February 1963. Very cold, and part of the Big Freeze (-0.7C CET). We have not otherwise had two consecutive months beneath freezing in the twentieth century. The cold continued into March. Again, the prevailing easterlies gave some high sunshine totals in the west (e.g. 135 hours at Sellafield). Much of the country lay covered in snow all month. The month begain with cold NNE winds, giving more light snow across the south. There were some very low temperatures in some coastal regions on the 4th and 5th: -17.8C at Coltishall (Norfolk) early on the 5th.

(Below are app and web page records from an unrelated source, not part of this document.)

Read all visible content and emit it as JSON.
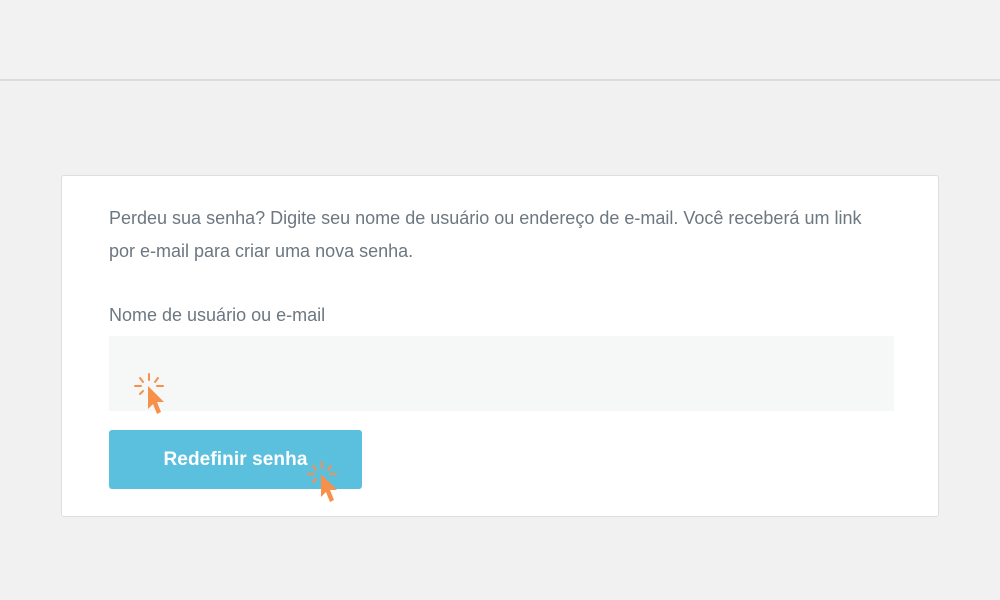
{
  "form": {
    "description": "Perdeu sua senha? Digite seu nome de usuário ou endereço de e-mail. Você receberá um link por e-mail para criar uma nova senha.",
    "field_label": "Nome de usuário ou e-mail",
    "field_value": "",
    "field_placeholder": "",
    "submit_label": "Redefinir senha"
  },
  "icons": {
    "click_indicator": "click-cursor-icon"
  },
  "colors": {
    "page_background": "#f1f1f1",
    "card_background": "#ffffff",
    "text": "#6c7781",
    "button": "#5bc0de",
    "button_text": "#ffffff",
    "input_background": "#f6f8f8",
    "cursor_accent": "#f7904a"
  }
}
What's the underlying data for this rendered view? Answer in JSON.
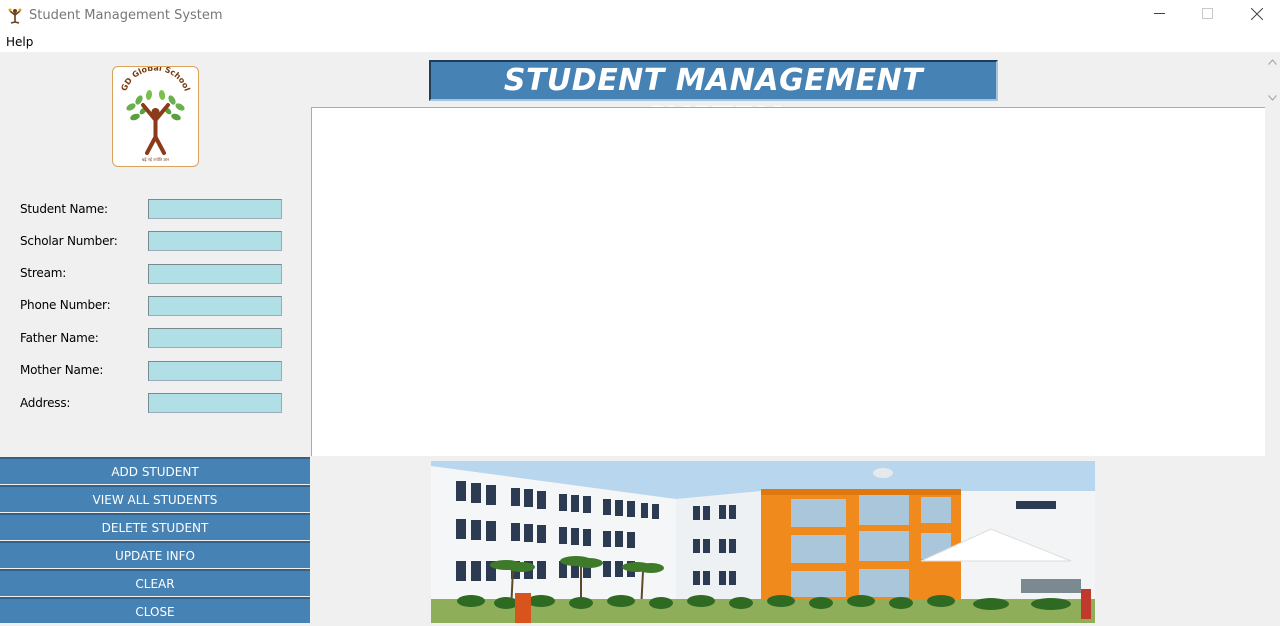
{
  "window": {
    "title": "Student Management System",
    "minimize_icon": "minimize-icon",
    "maximize_icon": "maximize-icon",
    "close_icon": "close-icon"
  },
  "menu": {
    "help": "Help"
  },
  "logo": {
    "text": "GD Global School",
    "tagline": "बढ़ें नई ज्योति ज्ञान",
    "accent": "#d9a55a"
  },
  "header": {
    "title": "STUDENT MANAGEMENT SYSTEM",
    "bg_color": "#4682b4"
  },
  "form": {
    "fields": [
      {
        "label": "Student Name:",
        "value": ""
      },
      {
        "label": "Scholar Number:",
        "value": ""
      },
      {
        "label": "Stream:",
        "value": ""
      },
      {
        "label": "Phone Number:",
        "value": ""
      },
      {
        "label": "Father Name:",
        "value": ""
      },
      {
        "label": "Mother Name:",
        "value": ""
      },
      {
        "label": "Address:",
        "value": ""
      }
    ],
    "input_color": "#b0e0e6"
  },
  "buttons": {
    "add": "ADD STUDENT",
    "view_all": "VIEW ALL STUDENTS",
    "delete": "DELETE STUDENT",
    "update": "UPDATE INFO",
    "clear": "CLEAR",
    "close": "CLOSE",
    "color": "#4682b4"
  },
  "photo": {
    "subject": "school-building-photo"
  }
}
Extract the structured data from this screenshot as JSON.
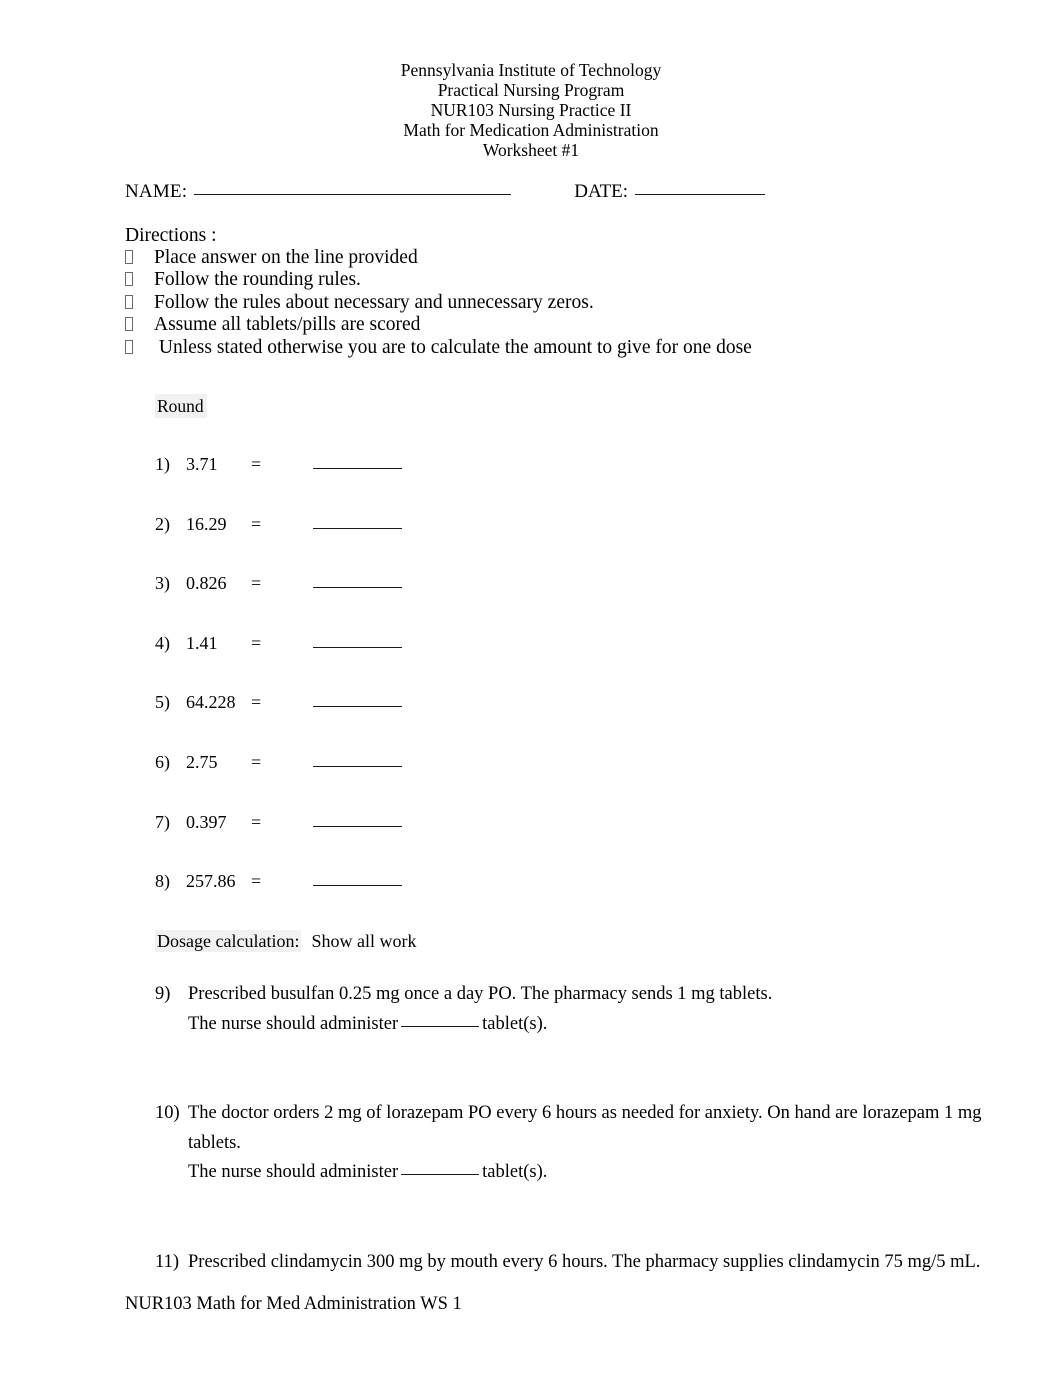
{
  "document": {
    "header_lines": [
      "Pennsylvania Institute of Technology",
      "Practical Nursing Program",
      "NUR103 Nursing Practice II",
      "Math for Medication Administration",
      "Worksheet #1"
    ],
    "footer": "NUR103 Math for Med Administration WS 1"
  },
  "fields": {
    "name_label": "NAME:",
    "date_label": "DATE:"
  },
  "directions": {
    "title": "Directions :",
    "bullet_glyph": "missing-glyph-box",
    "items": [
      "Place answer on the line provided",
      "Follow the rounding rules.",
      "Follow the rules about necessary and unnecessary zeros.",
      "Assume all tablets/pills are scored",
      " Unless stated otherwise you are to calculate the amount to give for one dose"
    ]
  },
  "round_section": {
    "heading": "Round",
    "highlight_color": "#f1f1f1",
    "equals_symbol": "=",
    "items": [
      {
        "number": "1)",
        "value": "3.71"
      },
      {
        "number": "2)",
        "value": "16.29"
      },
      {
        "number": "3)",
        "value": "0.826"
      },
      {
        "number": "4)",
        "value": "1.41"
      },
      {
        "number": "5)",
        "value": "64.228"
      },
      {
        "number": "6)",
        "value": "2.75"
      },
      {
        "number": "7)",
        "value": "0.397"
      },
      {
        "number": "8)",
        "value": "257.86"
      }
    ]
  },
  "dosage_section": {
    "heading_highlighted": "Dosage calculation:",
    "heading_plain": "Show all work",
    "problems": [
      {
        "number": "9)",
        "line1": "Prescribed busulfan 0.25 mg once a day PO. The pharmacy sends 1 mg tablets.",
        "answer_prefix": "The nurse should administer",
        "answer_suffix": "tablet(s)."
      },
      {
        "number": "10)",
        "line1": "The doctor orders 2 mg of lorazepam PO every 6 hours as needed for anxiety. On hand are lorazepam 1 mg",
        "line2": "tablets.",
        "answer_prefix": "The nurse should administer",
        "answer_suffix": "tablet(s)."
      },
      {
        "number": "11)",
        "line1": "Prescribed clindamycin 300 mg by mouth every 6 hours. The pharmacy supplies clindamycin 75 mg/5 mL."
      }
    ]
  }
}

There was a phenomenal snowstorm on the 6-7th affected mainly the west (the SW, Wales, Northern Ireland), and gave 1.5 m of lying snow at Tredegar (Monmouthshire; quoted at the time as “5 1/2 feet”). This is the record snow depth for an urban area of the UK. There were some slight thaws mid month: there was an appreciable thaw on the 9th, mas winds turned briefly to the south; and some places in the south had a thaw of 4 hours on Valentine’s Day, as the temperatures struggled up to 1C, before it started snowing again.
March 1963. The end of the Big Freeze. It ended gently, without widespread flooding, owing to a gentle thaw in sunshine during the first few days of the month. It still reached -16C at Braemar on the 2nd. Many places in lowland Britain lost their snow cover on March 4th – for the first time since December 26th. By the 6th it reached 17C in London. On the 2nd Cape Wrath recorded a humidity reading of only 6%.
Originally published by Trevor Harley “The British Weather”
Winterwatch Special – The Big Freeze of 1962-63 (59 mins)
Memories from Phil, who lived in Witton Park
My family moved from Witton Park to Newton Aycliffe in October 1962. The following winter was a corker, viewed through a kid’s eyes. There’s was lots of snow, several times, but there was an accompanying numbing cold that seemed to be there all the time. The snow that was pushed to the side of the roads got refrozen and was hard as the hobs of hell; it was difficult for older people to cross the street because of it. Everyone seemed to walk around arm in arm for safety.
I remember an eruption of Waxwings (from the northern continent I learned later) which I was thrilled to witness. They ate what few berries were left on the hawthorns. I remember seeing a depressing picture on TV (black and white of course) of a blue-tit frozen to a branch.
We built igloos and snow forts that lasted weeks. Sledging down the banks of the Ranges (now called Woodham Burn) was superlative. Snowballing was banned at school because of the consistency of the snow (almost ice). My old man was always bitchin’ about getting to work (he rode a Triumph 500 Speed-Twin).
And I remember how quiet it was after dark. Fewer street lamps then (still gas in Witton Park) and a deep, deep silence everywhere. Kept warm by pans of broth and socks for mittens.
And I was in love with Katy Boyle.?